CNN reported yesterday: Arafat: Palestinians won't concede to Sharon's plan.
In supporting [Israeli Prime Minister Ariel] Sharon, Bush said Palestinian refugees should not be able to return to the lands they left in 1948 when Israel was formed, saying they must be settled in a Palestinian state instead. [...]
Bush said Sharon's plan would also remove all Israeli settlements and some military installations from Gaza, could "accelerate the process" of a two-state solution to the Israeli-Palestinian conflict by reinvigorating a peace process that has all but ground to a halt.
As with a lot of President Bush's Middle East policies lately, there's good news and bad. Good: Bush has publicly rejected a long-standing false argument that Palestinian Arabs have a "right of return" to territories lost during Arab wars against Israel. Bad: Bush still backs the creation of a Palestinian state for a population whose leadership is composed of terrorists (just this week, Palestinian leader Yasser Arafat was reported to have approved of the U.S. convoy attack).
Robert W. Tracinski, publisher and editor of The Intellectual Activist, recently described the plan as essentially an "Israeli retreat to a defensive posture, abandoning Gaza and parts of the West Bank to rule by terrorist gangs." So why is the new plan receiving such widespread condemnation? Tracinski writes:
"Because it was not enough of a surrender to terrorism. The Gaza pullout, in the minds of Sharon's critics, would only be valid as part of a 'negotiated settlement' in which the Palestinians are supposed to hold the 'bargaining chips' of demanding a full Israeli withdrawal from the West Bank and demanding a 'right of return' (for refugees who fled Israel 50 years ago) that would flood Israel with hostile Muslim fanatics. The new agreement is condemned because it rejects these bargaining chips, with President Bush saying that the US will back Israel's claim to most of its settlements in the West Bank and that we will reject the 'right of return.'

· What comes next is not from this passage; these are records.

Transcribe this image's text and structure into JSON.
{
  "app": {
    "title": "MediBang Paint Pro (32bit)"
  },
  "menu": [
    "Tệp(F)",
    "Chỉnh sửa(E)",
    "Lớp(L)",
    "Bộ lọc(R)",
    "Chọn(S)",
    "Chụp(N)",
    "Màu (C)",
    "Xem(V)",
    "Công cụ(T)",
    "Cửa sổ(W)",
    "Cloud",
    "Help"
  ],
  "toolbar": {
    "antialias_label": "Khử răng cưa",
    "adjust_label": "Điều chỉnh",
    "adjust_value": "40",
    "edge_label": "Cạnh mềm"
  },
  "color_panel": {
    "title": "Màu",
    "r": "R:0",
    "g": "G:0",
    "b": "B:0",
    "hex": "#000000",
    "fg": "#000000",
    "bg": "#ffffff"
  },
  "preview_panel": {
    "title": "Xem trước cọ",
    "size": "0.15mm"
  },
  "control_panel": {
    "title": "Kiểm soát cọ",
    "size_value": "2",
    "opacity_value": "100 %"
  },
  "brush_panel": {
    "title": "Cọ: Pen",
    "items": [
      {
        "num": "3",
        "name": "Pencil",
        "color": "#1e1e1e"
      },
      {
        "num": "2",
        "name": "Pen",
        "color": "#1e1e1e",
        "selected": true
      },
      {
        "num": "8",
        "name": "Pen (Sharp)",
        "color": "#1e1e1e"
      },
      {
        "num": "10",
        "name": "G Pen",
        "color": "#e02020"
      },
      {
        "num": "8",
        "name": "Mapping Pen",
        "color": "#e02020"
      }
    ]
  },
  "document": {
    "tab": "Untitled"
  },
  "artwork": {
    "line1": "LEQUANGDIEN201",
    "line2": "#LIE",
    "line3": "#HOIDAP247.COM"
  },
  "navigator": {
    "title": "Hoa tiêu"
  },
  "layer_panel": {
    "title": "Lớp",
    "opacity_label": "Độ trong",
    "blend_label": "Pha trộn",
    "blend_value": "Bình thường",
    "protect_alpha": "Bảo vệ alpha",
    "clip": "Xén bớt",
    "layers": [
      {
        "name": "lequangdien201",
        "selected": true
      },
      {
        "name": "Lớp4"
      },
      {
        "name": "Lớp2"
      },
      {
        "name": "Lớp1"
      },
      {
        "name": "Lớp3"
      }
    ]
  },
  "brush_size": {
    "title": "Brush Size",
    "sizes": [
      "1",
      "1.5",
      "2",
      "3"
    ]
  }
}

"The problem for Israel is that it has made a real concession -- giving up land and military control in Gaza -- in exchange for the mere promise that the US will back the Israeli position in future negotiations. But all of those promises, of course, can be easily abandoned in the face of future pressure, demands, and threats."
Yasser Arafat not only wants all of the disputed territories but all of Israel as well. As such, Bush's stronger public backing of Israel over Arafat is welcome. But to allow Arafat's dictatorship or some variation of it to become an official state is not acceptable. After all, aren't we in a war to end terror-sponsoring states?
Posted by Forkum at April 16, 2004 01:51 AM